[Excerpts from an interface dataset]

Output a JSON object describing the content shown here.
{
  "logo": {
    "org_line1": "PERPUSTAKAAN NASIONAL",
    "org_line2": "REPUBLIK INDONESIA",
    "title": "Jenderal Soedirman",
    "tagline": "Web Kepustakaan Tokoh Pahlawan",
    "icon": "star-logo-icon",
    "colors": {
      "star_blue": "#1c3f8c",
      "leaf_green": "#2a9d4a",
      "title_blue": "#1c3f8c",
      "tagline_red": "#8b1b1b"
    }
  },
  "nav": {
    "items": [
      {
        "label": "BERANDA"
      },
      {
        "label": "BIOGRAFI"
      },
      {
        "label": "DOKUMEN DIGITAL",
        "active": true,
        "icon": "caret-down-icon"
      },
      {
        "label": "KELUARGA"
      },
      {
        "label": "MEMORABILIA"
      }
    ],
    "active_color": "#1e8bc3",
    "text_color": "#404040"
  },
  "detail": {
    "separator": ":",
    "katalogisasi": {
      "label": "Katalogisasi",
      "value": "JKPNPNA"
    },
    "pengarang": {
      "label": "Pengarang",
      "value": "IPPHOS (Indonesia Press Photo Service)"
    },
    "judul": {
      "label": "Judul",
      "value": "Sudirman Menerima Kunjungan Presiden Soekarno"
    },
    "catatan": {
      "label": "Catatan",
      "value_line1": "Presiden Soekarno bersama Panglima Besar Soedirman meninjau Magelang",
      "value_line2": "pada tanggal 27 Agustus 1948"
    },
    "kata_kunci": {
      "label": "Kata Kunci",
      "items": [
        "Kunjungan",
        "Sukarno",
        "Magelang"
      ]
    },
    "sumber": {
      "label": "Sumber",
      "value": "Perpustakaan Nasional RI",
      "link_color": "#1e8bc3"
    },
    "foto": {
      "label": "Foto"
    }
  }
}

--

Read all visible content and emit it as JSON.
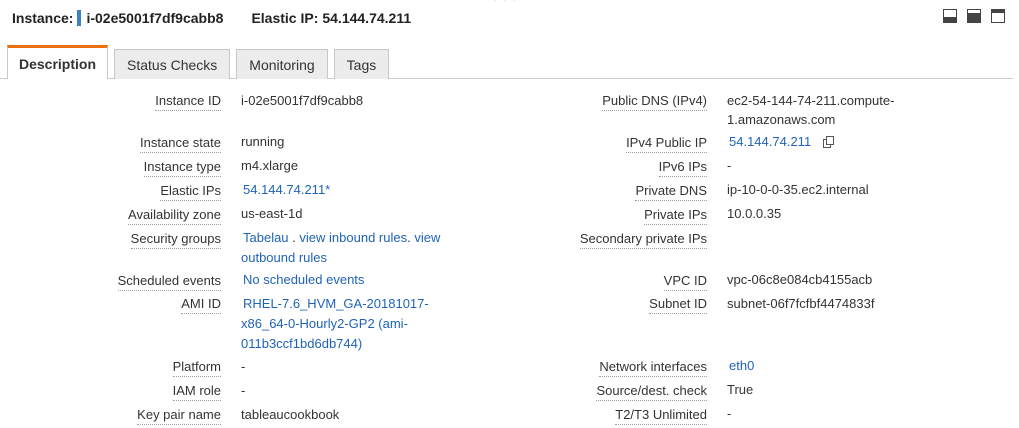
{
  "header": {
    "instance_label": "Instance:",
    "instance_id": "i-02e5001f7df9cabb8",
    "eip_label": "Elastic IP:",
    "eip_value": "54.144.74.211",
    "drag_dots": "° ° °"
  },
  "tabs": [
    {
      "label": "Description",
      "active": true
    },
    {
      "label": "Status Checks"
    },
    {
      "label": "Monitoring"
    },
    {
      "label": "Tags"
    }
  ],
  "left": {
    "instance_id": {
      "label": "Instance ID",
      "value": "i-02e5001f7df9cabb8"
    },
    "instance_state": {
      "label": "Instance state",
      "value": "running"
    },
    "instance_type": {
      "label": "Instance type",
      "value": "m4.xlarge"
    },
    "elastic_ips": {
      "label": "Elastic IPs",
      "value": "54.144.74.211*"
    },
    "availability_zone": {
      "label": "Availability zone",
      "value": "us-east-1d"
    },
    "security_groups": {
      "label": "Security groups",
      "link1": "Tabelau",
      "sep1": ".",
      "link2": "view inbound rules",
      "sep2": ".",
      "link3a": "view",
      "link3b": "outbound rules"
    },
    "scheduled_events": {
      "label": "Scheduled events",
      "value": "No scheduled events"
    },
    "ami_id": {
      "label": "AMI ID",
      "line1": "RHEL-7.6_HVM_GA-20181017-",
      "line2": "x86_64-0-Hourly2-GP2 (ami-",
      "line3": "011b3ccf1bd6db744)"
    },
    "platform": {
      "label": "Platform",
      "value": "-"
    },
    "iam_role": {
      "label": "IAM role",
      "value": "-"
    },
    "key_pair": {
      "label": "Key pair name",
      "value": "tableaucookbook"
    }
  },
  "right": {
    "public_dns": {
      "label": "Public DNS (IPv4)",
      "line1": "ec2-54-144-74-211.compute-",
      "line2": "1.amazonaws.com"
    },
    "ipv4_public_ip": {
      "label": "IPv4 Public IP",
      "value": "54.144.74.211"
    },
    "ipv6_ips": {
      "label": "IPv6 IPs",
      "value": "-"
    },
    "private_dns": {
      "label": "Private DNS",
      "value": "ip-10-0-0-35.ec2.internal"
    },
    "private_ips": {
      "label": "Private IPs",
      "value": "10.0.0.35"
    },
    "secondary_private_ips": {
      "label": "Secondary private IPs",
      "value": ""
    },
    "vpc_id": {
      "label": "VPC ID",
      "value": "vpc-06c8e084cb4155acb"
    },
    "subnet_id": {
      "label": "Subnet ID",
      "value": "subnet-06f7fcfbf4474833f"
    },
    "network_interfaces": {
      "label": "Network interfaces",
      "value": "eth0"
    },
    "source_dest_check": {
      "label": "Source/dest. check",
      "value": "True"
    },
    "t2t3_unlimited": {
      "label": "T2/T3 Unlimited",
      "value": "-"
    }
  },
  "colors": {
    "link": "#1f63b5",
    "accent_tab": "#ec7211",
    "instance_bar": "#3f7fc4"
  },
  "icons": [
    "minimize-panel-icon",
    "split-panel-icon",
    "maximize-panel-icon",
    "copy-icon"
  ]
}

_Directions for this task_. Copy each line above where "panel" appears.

_Problem solution_.
    "minimize-panel-icon",
    "split-panel-icon",
    "maximize-panel-icon",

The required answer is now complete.